Hundreds turned out to protests in Calgary and Edmonton on Saturday, calling for the Alberta government to repeal Bill 1, the Critical Infrastructure Defence Act.
The bill, which passed on May 28, protects essential infrastructure by creating offences for trespassing, interfering with operations or causing damage, according to the province.
The government said the bill builds on existing trespassing laws with a few changes:
- legally defining essential infrastructure to include public and private infrastructure
- allowing regulations to expand the definition of essential infrastructure in the future
- creating new offences, such as willfully entering, obstructing and destroying infrastructure
- introducing penalties
“Albertans have the right to peaceably assemble, and that has not changed. Bill 1 protects critical infrastructure on both public and private land, like railways and roadways, from blockades that would have significant public safety, social, economic and environmental consequences,” said Christine Myatt, a spokesperson for the premier, in a statement on Saturday.

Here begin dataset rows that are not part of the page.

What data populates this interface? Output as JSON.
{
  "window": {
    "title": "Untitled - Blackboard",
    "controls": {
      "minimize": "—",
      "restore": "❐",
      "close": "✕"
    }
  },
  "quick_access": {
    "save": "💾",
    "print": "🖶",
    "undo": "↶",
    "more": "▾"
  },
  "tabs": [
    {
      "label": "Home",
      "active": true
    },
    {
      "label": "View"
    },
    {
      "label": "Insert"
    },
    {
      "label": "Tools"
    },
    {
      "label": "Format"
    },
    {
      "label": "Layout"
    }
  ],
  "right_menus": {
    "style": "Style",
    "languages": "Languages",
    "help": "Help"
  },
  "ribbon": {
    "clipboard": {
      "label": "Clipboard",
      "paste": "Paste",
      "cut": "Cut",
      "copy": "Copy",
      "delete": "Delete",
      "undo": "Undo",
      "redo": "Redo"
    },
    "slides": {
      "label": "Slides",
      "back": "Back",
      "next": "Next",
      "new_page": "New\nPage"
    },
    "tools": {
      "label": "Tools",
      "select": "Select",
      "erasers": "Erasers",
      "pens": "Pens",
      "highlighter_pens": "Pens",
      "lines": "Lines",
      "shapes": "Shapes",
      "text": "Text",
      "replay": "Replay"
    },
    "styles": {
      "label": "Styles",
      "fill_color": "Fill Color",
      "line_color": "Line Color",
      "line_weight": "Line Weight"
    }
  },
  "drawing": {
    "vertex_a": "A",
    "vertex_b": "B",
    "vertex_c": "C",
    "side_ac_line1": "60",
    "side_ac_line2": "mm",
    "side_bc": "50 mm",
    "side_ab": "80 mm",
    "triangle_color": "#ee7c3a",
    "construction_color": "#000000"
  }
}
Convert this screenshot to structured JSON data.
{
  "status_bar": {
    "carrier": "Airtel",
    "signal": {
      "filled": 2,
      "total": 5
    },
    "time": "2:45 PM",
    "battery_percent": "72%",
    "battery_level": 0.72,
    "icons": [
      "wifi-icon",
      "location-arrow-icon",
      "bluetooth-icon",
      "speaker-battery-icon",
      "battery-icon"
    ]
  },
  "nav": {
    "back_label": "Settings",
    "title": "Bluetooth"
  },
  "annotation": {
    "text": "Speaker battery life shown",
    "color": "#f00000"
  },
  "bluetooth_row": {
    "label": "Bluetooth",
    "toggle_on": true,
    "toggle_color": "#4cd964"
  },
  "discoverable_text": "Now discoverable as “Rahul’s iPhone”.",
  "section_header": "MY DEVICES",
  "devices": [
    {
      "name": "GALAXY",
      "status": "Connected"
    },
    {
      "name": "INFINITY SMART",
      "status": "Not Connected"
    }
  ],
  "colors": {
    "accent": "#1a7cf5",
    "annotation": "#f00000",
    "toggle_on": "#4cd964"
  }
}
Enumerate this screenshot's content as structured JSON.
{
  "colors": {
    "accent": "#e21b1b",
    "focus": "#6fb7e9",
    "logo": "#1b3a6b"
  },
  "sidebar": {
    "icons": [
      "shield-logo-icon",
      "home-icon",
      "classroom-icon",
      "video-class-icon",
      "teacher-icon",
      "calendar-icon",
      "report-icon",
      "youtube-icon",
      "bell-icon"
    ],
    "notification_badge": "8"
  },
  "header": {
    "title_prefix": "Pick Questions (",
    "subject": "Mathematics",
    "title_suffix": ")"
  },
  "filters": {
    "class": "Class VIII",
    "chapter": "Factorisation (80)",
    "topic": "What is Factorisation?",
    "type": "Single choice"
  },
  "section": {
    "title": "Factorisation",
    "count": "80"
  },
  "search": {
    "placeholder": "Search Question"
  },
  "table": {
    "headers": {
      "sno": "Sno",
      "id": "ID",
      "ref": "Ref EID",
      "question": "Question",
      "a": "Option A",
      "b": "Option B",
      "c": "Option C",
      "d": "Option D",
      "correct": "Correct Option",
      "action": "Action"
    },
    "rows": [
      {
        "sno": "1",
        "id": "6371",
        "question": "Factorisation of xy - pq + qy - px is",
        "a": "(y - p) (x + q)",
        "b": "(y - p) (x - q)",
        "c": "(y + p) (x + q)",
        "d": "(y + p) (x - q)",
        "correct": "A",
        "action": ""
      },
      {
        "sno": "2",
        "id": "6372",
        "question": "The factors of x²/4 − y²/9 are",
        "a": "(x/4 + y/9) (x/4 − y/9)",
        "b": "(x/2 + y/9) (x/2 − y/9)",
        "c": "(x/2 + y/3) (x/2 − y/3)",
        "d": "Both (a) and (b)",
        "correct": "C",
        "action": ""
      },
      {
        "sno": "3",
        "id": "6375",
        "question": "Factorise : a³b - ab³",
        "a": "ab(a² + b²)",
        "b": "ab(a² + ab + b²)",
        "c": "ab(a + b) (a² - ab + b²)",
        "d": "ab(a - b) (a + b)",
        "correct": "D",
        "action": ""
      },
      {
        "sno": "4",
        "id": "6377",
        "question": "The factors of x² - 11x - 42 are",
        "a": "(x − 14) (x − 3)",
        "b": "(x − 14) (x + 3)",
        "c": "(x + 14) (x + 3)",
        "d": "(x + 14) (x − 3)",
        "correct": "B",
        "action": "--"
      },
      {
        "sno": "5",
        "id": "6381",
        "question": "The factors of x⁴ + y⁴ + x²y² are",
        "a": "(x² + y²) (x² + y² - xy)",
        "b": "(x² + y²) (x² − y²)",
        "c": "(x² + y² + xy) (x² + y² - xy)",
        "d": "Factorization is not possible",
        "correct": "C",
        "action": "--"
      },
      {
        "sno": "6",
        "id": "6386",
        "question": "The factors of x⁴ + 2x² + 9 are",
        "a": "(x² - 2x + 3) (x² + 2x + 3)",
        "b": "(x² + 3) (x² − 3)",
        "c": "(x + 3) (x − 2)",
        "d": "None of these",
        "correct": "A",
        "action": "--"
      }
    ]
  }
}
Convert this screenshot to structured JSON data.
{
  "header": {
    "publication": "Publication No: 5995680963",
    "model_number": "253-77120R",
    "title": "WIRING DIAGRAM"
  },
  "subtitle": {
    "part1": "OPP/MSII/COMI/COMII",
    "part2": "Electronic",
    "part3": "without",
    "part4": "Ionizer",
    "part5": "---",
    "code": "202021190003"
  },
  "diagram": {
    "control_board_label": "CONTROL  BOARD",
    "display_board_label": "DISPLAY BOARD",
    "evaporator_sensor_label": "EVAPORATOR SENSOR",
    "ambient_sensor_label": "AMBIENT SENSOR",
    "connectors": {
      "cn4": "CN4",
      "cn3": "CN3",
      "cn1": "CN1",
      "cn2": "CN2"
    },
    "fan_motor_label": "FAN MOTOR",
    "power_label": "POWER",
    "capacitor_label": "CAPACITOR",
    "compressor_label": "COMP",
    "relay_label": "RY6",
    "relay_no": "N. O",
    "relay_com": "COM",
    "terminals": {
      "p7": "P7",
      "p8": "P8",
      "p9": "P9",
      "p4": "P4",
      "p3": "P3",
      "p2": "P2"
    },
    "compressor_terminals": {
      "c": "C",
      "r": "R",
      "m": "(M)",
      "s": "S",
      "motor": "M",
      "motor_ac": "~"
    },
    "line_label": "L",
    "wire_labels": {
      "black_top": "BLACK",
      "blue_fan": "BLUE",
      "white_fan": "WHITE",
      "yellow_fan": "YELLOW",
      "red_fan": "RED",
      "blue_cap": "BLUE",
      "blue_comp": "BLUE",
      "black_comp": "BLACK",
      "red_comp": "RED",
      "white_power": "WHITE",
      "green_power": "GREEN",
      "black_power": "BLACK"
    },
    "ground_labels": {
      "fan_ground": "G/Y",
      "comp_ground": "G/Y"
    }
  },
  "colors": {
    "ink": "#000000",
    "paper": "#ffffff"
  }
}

“In fact, there have been a number of public gatherings on public spaces since Bill 1 passed, showing that their concerns are unfounded.”
‘Clamping down on dissent’
More than 200 people rallied at the legislature in Alberta’s capital Saturday.
Organizer Stephanie Gravel said Albertans want to keep the ability to express themselves.
“We want to maintain our constitutional freedoms of peaceful expression and peaceful assembly,” she said.
“So we’re hoping that this sort of show of community wakes this government up to see that this is not what Albertans want.”
Guy Smith, president of the Alberta Union of Provincial Employees, said Bill 1 impacts people’s ability to peacefully protest, picket and take action to protect public service jobs.
“Bill 1 basically criminalizes that action, and in a democratic society, we believe not only is that completely wrong but it’s also unconstitutional. So we have actually filed a legal challenge against Bill 1,” he said, noting that there are no set court dates yet.
“We have to stand up to this legislation now, in the streets, worksites, and at demonstrations like this around the province.”
Smith said the legislation takes away the fundamental rights of workers to protest outside their workplaces.
“It goes much further than we’ve ever seen anything in Canada before when it comes to clamping down on dissent,” he said.
“That’s what this government wants. It wants to crush any opposition to its agenda. Obviously, they’re doing it through the legislature, using the power of the state to take away basic fundamental democratic rights to citizens.”
Gil McGowan, president of the Alberta Federation of Labour, said we can’t take democracy for granted.
“We can no longer be complacent based on what we’re seeing from the Kenney government, and it’s not just one piece of legislation — it’s many,” he said.
‘An attack on democracy’
More than 130 people gathered at Calgary’s city hall to protest the bill Saturday, with members from Indigenous communities, Black Lives Matter, doctors, nurses, unions and citizens in a non-partisan gathering.
Bobby-Joe Borodey, an AUPE vice-president who represents the Calgary region, wants the “unjust law” reversed.
“We want to make sure that Jason Kenney and his government recognize that we’re not just going to sit down and allow them to move forward with something like this without any opposition at all,” she said.
The combination of Bill 1 and Bill 32 — which proposes changes to union strike rules — means the government is intimidated by anyone who speaks in opposition to its actions, Borodey said.
“They’re hoping that they will be able to intimidate us and stop us from moving forward in the future and what we want to make sure they recognize is that’s not the case,” she said.
“If anything, it enrages us more and will definitely send us to the streets.”
Irfan Sabir, NDP MLA for Calgary-McCall, said Bill 1 infringes on constitutional rights and is designed to maintain the status quo.
“Literally, under this piece of legislation, they can declare even this footpath as something that is a critical part of infrastructure and you can’t protest here. So that’s clearly infringing on people’s constitutional-protected rights.”
Attendee Michelle Robinson said the bill directly targets Indigenous people and draws on historical precedents, like how they currently live under the Indian Act.
“With that in mind, they can deem whatever they want as public infrastructure and that’s why they have no problem,” she said, citing this year’s Wetʼsuwetʼen protests.
“Today is the 30th anniversary of the Oka Crisis or what we call the siege of Kahnawake and that’s an example of them determining — it doesn’t matter if it’s Indigenous land; it’s public land and they want to do what they want.”